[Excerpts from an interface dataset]

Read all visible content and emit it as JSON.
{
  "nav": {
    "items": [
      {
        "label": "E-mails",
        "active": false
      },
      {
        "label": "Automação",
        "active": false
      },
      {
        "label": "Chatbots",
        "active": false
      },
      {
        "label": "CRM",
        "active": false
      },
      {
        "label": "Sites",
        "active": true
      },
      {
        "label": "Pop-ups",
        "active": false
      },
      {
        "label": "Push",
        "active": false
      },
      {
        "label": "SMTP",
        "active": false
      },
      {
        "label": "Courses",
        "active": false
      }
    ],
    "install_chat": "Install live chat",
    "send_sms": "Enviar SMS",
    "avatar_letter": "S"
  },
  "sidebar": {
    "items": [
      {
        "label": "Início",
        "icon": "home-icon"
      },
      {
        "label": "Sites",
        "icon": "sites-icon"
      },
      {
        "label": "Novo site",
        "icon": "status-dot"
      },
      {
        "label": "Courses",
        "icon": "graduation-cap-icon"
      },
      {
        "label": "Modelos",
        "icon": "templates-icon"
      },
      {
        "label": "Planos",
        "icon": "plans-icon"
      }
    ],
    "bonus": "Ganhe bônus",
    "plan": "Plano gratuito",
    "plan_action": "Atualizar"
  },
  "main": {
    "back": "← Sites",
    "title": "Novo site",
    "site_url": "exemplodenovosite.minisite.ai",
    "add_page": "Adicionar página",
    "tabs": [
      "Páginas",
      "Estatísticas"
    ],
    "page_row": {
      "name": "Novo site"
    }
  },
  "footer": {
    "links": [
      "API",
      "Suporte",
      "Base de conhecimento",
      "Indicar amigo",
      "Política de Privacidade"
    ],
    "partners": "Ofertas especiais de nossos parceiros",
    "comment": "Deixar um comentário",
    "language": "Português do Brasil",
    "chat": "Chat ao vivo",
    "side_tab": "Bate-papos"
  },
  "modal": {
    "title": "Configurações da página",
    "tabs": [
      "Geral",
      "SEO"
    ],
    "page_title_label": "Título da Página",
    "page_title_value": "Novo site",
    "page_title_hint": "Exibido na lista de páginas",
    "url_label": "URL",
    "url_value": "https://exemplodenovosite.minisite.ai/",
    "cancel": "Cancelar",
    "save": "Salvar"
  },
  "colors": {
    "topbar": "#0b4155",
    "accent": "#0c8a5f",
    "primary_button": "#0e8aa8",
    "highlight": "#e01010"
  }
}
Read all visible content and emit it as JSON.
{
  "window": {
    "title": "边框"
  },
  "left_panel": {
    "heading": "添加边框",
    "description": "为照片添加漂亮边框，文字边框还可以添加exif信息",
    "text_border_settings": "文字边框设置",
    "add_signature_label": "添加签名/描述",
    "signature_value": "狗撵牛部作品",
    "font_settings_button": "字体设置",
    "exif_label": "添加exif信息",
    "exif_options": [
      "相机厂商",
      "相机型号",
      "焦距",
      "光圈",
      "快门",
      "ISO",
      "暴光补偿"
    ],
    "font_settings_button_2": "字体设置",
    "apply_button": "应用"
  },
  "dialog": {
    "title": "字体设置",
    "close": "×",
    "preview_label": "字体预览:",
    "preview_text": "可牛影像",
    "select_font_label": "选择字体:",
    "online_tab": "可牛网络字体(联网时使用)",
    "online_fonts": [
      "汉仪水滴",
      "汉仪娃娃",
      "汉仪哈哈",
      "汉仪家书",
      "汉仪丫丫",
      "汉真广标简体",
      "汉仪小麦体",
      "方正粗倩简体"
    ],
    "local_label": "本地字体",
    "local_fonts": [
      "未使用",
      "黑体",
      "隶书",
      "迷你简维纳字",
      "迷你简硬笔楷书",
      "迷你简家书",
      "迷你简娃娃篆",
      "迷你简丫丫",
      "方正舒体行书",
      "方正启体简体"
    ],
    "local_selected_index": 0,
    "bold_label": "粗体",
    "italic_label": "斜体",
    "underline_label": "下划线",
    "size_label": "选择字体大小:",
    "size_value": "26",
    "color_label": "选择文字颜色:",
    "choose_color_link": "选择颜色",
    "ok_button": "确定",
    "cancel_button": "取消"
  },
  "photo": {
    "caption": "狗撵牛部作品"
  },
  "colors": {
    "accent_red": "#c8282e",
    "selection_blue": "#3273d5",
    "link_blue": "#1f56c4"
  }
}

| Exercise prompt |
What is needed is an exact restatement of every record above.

| Your response |
Read all visible content and emit it as JSON.
{
  "nav": {
    "items": [
      {
        "label": "E-mails",
        "active": false
      },
      {
        "label": "Automação",
        "active": false
      },
      {
        "label": "Chatbots",
        "active": false
      },
      {
        "label": "CRM",
        "active": false
      },
      {
        "label": "Sites",
        "active": true
      },
      {
        "label": "Pop-ups",
        "active": false
      },
      {
        "label": "Push",
        "active": false
      },
      {
        "label": "SMTP",
        "active": false
      },
      {
        "label": "Courses",
        "active": false
      }
    ],
    "install_chat": "Install live chat",
    "send_sms": "Enviar SMS",
    "avatar_letter": "S"
  },
  "sidebar": {
    "items": [
      {
        "label": "Início",
        "icon": "home-icon"
      },
      {
        "label": "Sites",
        "icon": "sites-icon"
      },
      {
        "label": "Novo site",
        "icon": "status-dot"
      },
      {
        "label": "Courses",
        "icon": "graduation-cap-icon"
      },
      {
        "label": "Modelos",
        "icon": "templates-icon"
      },
      {
        "label": "Planos",
        "icon": "plans-icon"
      }
    ],
    "bonus": "Ganhe bônus",
    "plan": "Plano gratuito",
    "plan_action": "Atualizar"
  },
  "main": {
    "back": "← Sites",
    "title": "Novo site",
    "site_url": "exemplodenovosite.minisite.ai",
    "add_page": "Adicionar página",
    "tabs": [
      "Páginas",
      "Estatísticas"
    ],
    "page_row": {
      "name": "Novo site"
    }
  },
  "footer": {
    "links": [
      "API",
      "Suporte",
      "Base de conhecimento",
      "Indicar amigo",
      "Política de Privacidade"
    ],
    "partners": "Ofertas especiais de nossos parceiros",
    "comment": "Deixar um comentário",
    "language": "Português do Brasil",
    "chat": "Chat ao vivo",
    "side_tab": "Bate-papos"
  },
  "modal": {
    "title": "Configurações da página",
    "tabs": [
      "Geral",
      "SEO"
    ],
    "page_title_label": "Título da Página",
    "page_title_value": "Novo site",
    "page_title_hint": "Exibido na lista de páginas",
    "url_label": "URL",
    "url_value": "https://exemplodenovosite.minisite.ai/",
    "cancel": "Cancelar",
    "save": "Salvar"
  },
  "colors": {
    "topbar": "#0b4155",
    "accent": "#0c8a5f",
    "primary_button": "#0e8aa8",
    "highlight": "#e01010"
  }
}
Read all visible content and emit it as JSON.
{
  "window": {
    "title": "边框"
  },
  "left_panel": {
    "heading": "添加边框",
    "description": "为照片添加漂亮边框，文字边框还可以添加exif信息",
    "text_border_settings": "文字边框设置",
    "add_signature_label": "添加签名/描述",
    "signature_value": "狗撵牛部作品",
    "font_settings_button": "字体设置",
    "exif_label": "添加exif信息",
    "exif_options": [
      "相机厂商",
      "相机型号",
      "焦距",
      "光圈",
      "快门",
      "ISO",
      "暴光补偿"
    ],
    "font_settings_button_2": "字体设置",
    "apply_button": "应用"
  },
  "dialog": {
    "title": "字体设置",
    "close": "×",
    "preview_label": "字体预览:",
    "preview_text": "可牛影像",
    "select_font_label": "选择字体:",
    "online_tab": "可牛网络字体(联网时使用)",
    "online_fonts": [
      "汉仪水滴",
      "汉仪娃娃",
      "汉仪哈哈",
      "汉仪家书",
      "汉仪丫丫",
      "汉真广标简体",
      "汉仪小麦体",
      "方正粗倩简体"
    ],
    "local_label": "本地字体",
    "local_fonts": [
      "未使用",
      "黑体",
      "隶书",
      "迷你简维纳字",
      "迷你简硬笔楷书",
      "迷你简家书",
      "迷你简娃娃篆",
      "迷你简丫丫",
      "方正舒体行书",
      "方正启体简体"
    ],
    "local_selected_index": 0,
    "bold_label": "粗体",
    "italic_label": "斜体",
    "underline_label": "下划线",
    "size_label": "选择字体大小:",
    "size_value": "26",
    "color_label": "选择文字颜色:",
    "choose_color_link": "选择颜色",
    "ok_button": "确定",
    "cancel_button": "取消"
  },
  "photo": {
    "caption": "狗撵牛部作品"
  },
  "colors": {
    "accent_red": "#c8282e",
    "selection_blue": "#3273d5",
    "link_blue": "#1f56c4"
  }
}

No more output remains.